PROBLEM TO SOLVE: How many lines in the data below contain the string "panvel"? State that number only.

(App and web page records)

"""

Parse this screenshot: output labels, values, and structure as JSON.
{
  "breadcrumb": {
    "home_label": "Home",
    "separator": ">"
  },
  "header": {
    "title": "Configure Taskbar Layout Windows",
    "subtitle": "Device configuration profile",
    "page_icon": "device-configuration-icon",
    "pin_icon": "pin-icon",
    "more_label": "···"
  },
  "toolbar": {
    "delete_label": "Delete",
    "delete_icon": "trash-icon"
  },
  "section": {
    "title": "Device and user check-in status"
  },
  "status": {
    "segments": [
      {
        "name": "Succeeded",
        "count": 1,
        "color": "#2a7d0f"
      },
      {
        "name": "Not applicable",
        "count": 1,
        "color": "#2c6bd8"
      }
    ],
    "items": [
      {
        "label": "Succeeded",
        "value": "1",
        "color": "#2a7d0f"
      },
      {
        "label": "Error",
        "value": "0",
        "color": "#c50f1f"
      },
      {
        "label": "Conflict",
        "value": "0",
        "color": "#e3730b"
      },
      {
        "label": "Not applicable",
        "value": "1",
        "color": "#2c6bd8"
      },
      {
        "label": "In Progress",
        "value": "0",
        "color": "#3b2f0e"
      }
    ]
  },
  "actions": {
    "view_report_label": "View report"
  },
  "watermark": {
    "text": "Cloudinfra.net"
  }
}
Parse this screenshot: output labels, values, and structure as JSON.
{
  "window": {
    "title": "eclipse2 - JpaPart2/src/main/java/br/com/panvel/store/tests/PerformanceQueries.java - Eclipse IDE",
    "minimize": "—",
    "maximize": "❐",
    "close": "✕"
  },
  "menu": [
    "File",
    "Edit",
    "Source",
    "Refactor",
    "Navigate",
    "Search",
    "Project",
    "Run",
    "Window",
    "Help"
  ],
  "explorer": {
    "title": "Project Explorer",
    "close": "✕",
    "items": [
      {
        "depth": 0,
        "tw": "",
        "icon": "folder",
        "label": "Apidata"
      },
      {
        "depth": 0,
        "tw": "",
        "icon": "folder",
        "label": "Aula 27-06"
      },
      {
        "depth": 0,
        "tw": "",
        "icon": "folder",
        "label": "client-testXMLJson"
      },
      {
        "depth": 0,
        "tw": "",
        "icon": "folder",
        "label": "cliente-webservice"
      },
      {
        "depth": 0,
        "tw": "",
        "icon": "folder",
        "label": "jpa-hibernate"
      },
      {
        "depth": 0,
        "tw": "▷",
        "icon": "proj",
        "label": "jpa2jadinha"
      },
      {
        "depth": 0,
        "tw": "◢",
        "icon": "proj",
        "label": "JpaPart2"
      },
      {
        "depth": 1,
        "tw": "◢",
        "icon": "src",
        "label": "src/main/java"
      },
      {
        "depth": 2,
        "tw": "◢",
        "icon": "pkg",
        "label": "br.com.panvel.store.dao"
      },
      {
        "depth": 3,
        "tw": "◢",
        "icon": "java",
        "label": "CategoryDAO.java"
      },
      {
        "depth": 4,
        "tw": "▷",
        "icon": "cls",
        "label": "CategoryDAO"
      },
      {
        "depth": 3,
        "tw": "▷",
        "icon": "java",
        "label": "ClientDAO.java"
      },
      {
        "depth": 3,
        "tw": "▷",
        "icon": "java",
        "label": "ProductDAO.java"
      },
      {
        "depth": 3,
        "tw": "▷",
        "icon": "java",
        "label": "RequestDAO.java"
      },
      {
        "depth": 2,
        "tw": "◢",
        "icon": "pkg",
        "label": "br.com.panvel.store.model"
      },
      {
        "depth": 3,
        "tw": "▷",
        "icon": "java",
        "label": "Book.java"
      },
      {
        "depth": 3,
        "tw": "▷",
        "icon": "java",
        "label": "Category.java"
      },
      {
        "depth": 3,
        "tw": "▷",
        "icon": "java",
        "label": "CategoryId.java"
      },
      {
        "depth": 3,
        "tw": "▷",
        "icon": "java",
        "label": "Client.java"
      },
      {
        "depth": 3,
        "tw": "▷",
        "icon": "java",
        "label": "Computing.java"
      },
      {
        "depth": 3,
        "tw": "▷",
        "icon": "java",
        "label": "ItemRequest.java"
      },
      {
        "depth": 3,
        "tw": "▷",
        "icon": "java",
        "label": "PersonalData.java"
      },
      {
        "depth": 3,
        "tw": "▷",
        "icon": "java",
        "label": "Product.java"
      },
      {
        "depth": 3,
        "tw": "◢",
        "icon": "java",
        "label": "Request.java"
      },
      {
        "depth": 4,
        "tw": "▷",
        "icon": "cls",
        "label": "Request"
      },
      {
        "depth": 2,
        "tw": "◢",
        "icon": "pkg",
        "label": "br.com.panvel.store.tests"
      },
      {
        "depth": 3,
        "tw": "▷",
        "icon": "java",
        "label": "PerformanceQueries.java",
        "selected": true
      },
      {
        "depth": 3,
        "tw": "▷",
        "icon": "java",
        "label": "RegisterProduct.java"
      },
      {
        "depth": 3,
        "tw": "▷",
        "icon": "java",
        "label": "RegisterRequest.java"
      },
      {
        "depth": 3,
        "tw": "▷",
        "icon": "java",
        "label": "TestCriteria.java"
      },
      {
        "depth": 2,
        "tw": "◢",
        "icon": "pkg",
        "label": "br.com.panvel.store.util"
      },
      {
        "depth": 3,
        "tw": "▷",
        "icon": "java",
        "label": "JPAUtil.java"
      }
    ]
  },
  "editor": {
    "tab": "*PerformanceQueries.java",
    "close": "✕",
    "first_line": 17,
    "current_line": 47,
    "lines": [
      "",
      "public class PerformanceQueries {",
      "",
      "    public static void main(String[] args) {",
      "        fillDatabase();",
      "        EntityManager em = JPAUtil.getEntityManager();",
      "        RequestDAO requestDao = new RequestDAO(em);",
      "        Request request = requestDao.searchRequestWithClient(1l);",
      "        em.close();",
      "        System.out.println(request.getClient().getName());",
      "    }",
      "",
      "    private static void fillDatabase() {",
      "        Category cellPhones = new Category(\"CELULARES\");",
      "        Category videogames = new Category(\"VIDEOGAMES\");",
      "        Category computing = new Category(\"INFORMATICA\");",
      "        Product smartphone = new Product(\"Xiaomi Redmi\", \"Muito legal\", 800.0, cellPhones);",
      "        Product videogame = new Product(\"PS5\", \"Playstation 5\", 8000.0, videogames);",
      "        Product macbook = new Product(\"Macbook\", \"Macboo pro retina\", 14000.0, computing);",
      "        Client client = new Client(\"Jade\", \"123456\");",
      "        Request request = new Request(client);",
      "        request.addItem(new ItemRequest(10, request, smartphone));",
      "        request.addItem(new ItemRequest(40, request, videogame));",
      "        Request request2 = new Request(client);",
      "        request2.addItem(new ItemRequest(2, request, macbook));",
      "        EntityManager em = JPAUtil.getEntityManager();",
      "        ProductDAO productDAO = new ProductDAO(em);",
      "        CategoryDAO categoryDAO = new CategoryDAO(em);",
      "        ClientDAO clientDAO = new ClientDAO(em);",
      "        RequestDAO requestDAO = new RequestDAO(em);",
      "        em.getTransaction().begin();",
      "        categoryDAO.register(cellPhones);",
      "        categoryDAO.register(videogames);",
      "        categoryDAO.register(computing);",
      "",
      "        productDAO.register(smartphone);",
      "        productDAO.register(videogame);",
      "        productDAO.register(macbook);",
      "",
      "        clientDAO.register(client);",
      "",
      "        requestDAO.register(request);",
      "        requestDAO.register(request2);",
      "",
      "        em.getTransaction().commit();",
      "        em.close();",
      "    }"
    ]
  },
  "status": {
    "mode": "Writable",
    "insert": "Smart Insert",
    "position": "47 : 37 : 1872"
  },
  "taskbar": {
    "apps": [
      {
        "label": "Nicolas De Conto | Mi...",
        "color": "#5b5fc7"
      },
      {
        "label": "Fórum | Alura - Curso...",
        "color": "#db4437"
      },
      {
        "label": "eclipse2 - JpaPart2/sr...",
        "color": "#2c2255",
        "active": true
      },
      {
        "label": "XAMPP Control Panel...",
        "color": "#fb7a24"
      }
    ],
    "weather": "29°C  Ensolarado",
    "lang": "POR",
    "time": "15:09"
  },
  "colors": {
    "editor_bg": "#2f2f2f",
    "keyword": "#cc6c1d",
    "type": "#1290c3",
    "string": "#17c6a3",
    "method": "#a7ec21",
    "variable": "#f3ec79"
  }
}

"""

SOLUTION TO THIS EXERCISE: 5